The mountain assumed a silent and eerie presence, casting its long shadow over the valley. Rumors began to circulate about a hideous and reclusive creature in the Wilmarth woods. As the story goes, the menacing beast would dwell behind barns and houses on the mountain, hiding in canopies and waiting for the moment to pounce.
In the 1930s, one woman was driving home and noticed a shadow emerging from the trees behind her vehicle. Her gas pedal pushed firmly to the floor, she sped down the dirt road. The creature took chase, and was astonishingly able to keep up with the terrified woman. Desperate, she pulled over at a nearby farmhouse. The beast leapt onto the roof of the vehicle, clawing viciously. The elongated wail of her car horn got the attention of the farmhouse residents, and some women came outside to inspect. Reportedly, the women shrieked at the sight of the creature and retreated immediately back into the farmhouse. When the men of the house finally emerged with their shotguns the beast had vanished. Though the creature was sighted many times, frightening local children and families and always evading capture, no visual descriptions are to be found. The so-called “Black Beast of Snake Mountain” remains an enigma, embedded in local lore.
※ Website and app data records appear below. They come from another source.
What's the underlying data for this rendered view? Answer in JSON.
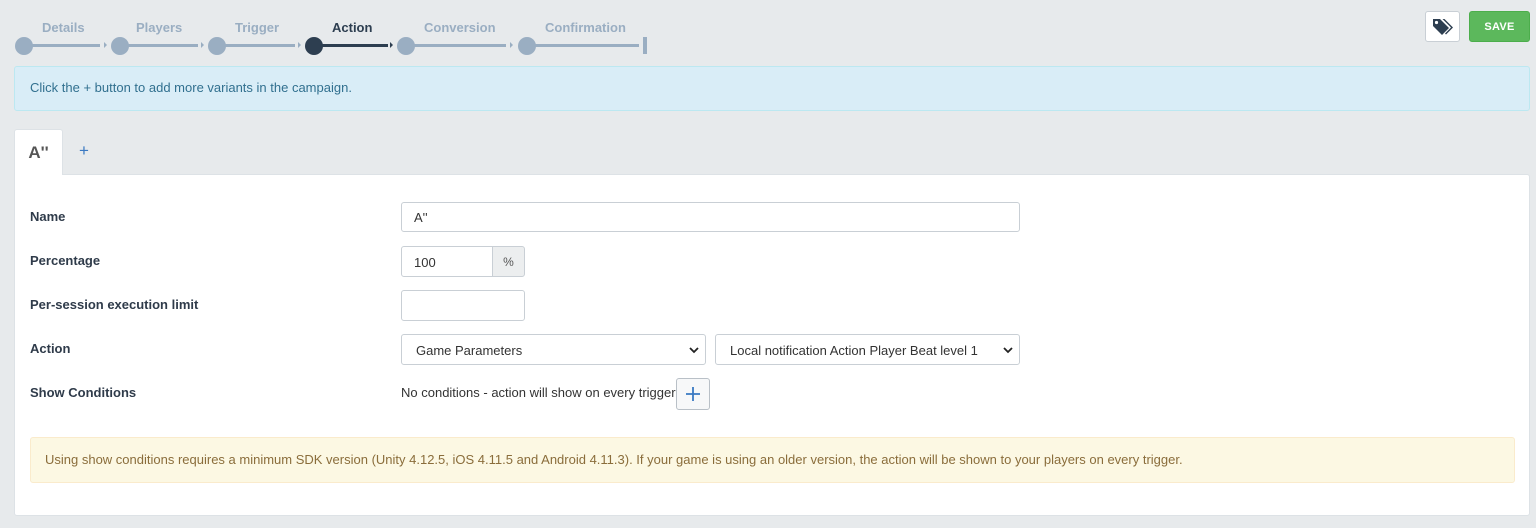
{
  "wizard": {
    "steps": [
      {
        "label": "Details",
        "state": "done"
      },
      {
        "label": "Players",
        "state": "done"
      },
      {
        "label": "Trigger",
        "state": "done"
      },
      {
        "label": "Action",
        "state": "active"
      },
      {
        "label": "Conversion",
        "state": "pending"
      },
      {
        "label": "Confirmation",
        "state": "pending"
      }
    ]
  },
  "toolbar": {
    "tag_icon": "tags-icon",
    "save_label": "SAVE"
  },
  "info_message": "Click the + button to add more variants in the campaign.",
  "tabs": {
    "items": [
      {
        "label": "A''",
        "active": true
      }
    ],
    "add_label": "+"
  },
  "form": {
    "name": {
      "label": "Name",
      "value": "A''"
    },
    "percentage": {
      "label": "Percentage",
      "value": "100",
      "suffix": "%"
    },
    "session_limit": {
      "label": "Per-session execution limit",
      "value": ""
    },
    "action": {
      "label": "Action",
      "type_selected": "Game Parameters",
      "action_selected": "Local notification Action Player Beat level 1"
    },
    "show_conditions": {
      "label": "Show Conditions",
      "empty_text": "No conditions - action will show on every trigger",
      "add_icon": "plus-icon"
    }
  },
  "warning_message": "Using show conditions requires a minimum SDK version (Unity 4.12.5, iOS 4.11.5 and Android 4.11.3). If your game is using an older version, the action will be shown to your players on every trigger.",
  "colors": {
    "accent_dark": "#2d3e50",
    "step_inactive": "#9aaec2",
    "save_green": "#5cb85c",
    "info_bg": "#d9edf7",
    "warning_bg": "#fcf8e3"
  }
}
It must be said: some historians say it is highly likely that, in rural Vermont in the 1930s, the “Black Beast of Snake Mountain” was the manifestation of racist beliefs that were probably held by many white locals at the time. There is no concrete evidence of this being the case but, nonetheless, it is worth noting.
Snake Mountain returned to its peaceful state as the Grand View House faded into memory and the land became a popular hiking destination. Sunlight gleamed once more through the branches. Sparrows chirped amongst themselves about forgotten men. The winding road that originally led to the mountain-top hotel embraced its role as a gully, and dirt paths emerged alongside it.
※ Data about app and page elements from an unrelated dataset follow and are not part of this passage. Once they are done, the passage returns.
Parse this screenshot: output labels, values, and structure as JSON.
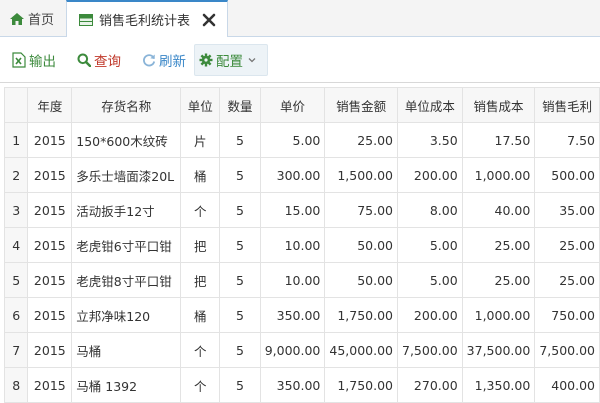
{
  "tabs": {
    "home_label": "首页",
    "active_label": "销售毛利统计表"
  },
  "toolbar": {
    "export_label": "输出",
    "query_label": "查询",
    "refresh_label": "刷新",
    "config_label": "配置"
  },
  "table": {
    "headers": [
      "",
      "年度",
      "存货名称",
      "单位",
      "数量",
      "单价",
      "销售金额",
      "单位成本",
      "销售成本",
      "销售毛利"
    ],
    "rows": [
      [
        "1",
        "2015",
        "150*600木纹砖",
        "片",
        "5",
        "5.00",
        "25.00",
        "3.50",
        "17.50",
        "7.50"
      ],
      [
        "2",
        "2015",
        "多乐士墙面漆20L",
        "桶",
        "5",
        "300.00",
        "1,500.00",
        "200.00",
        "1,000.00",
        "500.00"
      ],
      [
        "3",
        "2015",
        "活动扳手12寸",
        "个",
        "5",
        "15.00",
        "75.00",
        "8.00",
        "40.00",
        "35.00"
      ],
      [
        "4",
        "2015",
        "老虎钳6寸平口钳",
        "把",
        "5",
        "10.00",
        "50.00",
        "5.00",
        "25.00",
        "25.00"
      ],
      [
        "5",
        "2015",
        "老虎钳8寸平口钳",
        "把",
        "5",
        "10.00",
        "50.00",
        "5.00",
        "25.00",
        "25.00"
      ],
      [
        "6",
        "2015",
        "立邦净味120",
        "桶",
        "5",
        "350.00",
        "1,750.00",
        "200.00",
        "1,000.00",
        "750.00"
      ],
      [
        "7",
        "2015",
        "马桶",
        "个",
        "5",
        "9,000.00",
        "45,000.00",
        "7,500.00",
        "37,500.00",
        "7,500.00"
      ],
      [
        "8",
        "2015",
        "马桶 1392",
        "个",
        "5",
        "350.00",
        "1,750.00",
        "270.00",
        "1,350.00",
        "400.00"
      ]
    ]
  }
}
The hotel’s rugged foundation remains, upon which locals and college students recline to enjoy the magnificent views — the same views enjoyed by decades of travelers, writers, and school children. Few bat an eye at the cement slab, and fewer still ask questions. There is a rumor that is promoted, uncited, by the Snake Mountain Wikipedia page, claiming that the foundation is not that of the hotel, but of a house built by a young man who died overseas in a car crash, never finishing construction. History has become uncertain as the years have passed.
As winter approaches, the mountain has begun to grow weary. Dense fog has given Wilmarth woods a ghoulish intensity. On wet, cloudy mornings, the trees watch anxiously as frost creeps upon their roots. At the trailhead sits a red structure, paint-chipped and lonely. Some claim to have seen figures in the windows, glaring down at them, and crusted mason jars filled with strange liquids.
Today, the windows are boarded up, but the stories remain. On Snake Mountain, history is found in every footprint, sign, and leaf, oozing through the woods like sap, dark and sweet.
Charlie Deichman-Caswell ’24 is a photo editor.
This is his first year serving as a photo editor for The Campus.
Charlie is joint-majoring in environmental studies and anthropology and minoring in French and creative writing.
He is a self-taught photographer since the age of seven and has interned at the Smithsonian’s National Museum of American History.
He specializes in wildlife photography and portraiture, and spends many hours in Middlebury’s surrounding wilderness.